Introduction: ESA’s Planetary Science Archive (PSA) is the home for all data from the Agency’s planetary missions. It is a single archive providing cross-mission search and data access to holdings in both PDS3 and PDS4 formats. This paper reports on recent and planned updates to PSA services.
The newly-released PSA version 7 includes a new user interface offering a more modern and responsive design, as well as new features and performance improvements. In addition, the APIs offered are being consolidated and updated to offer access to all versions of the data, and a new way to analyse and visualise the data (ESA DataLabs) is being rolled out.
PSA 7: The new version of the PSA user interface (see Fig. 1) provides some long-requested features, including the ability to share a URL to a complete search (restore UI state) and to a single product. For PDS4 data, search by common PSA attributes is possible (e.g., observation ID and type). Advanced search has been aligned between the TAP API and user interface; both now use ADQL and can access the same database fields.
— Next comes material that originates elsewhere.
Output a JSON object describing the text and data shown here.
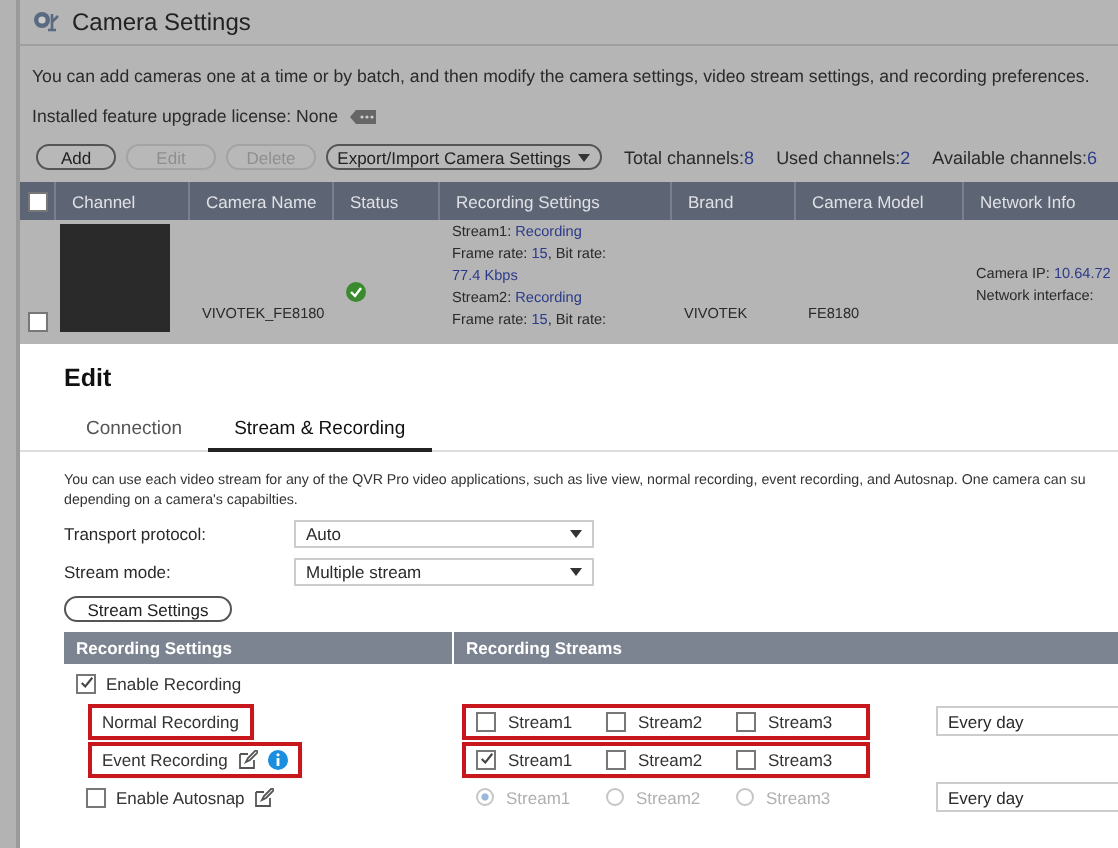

APIs: Traditionally the PSA has supported the PDAP protocol, and more recently, added support for a subset of the EPN-TAP data model. In preparing for the release of the new user interface, the entire PSA database has now been exposed via the TAP API, not just those key meta-data used by EPN-TAP. In this way power users can run more advanced queries. Even more powerful search is enabled by the PDS registry and API, which allows the ingestion and search of PDS4 products by any meta-data. PSA is currently populating the registry with our PDS4 data.
Coming soon: Features currently in development, for release this year, include:
- A download manager (shopping basket) which uses the power of PDS4 links to serve the user relevant content (e.g. documents, calibration data, source products)
- Map views for Phobos, and preparation for a map view for Mercury.
DataLabs: As well as the various interfaces available to access ESA’s space science archives, the DataLabs project will bring a new way of interacting with the data. It allows users to build and run pipelines and interactive applications which run close to data. Early use cases are focusing on data tutorials in Jupyter Notebooks (Fig 2), but prototypes are also being built for data visualization and, later, more ambitious projects using large quantities of data for machine learning and related applications. The current state of DataLabs and its integration with the PSA will be shown.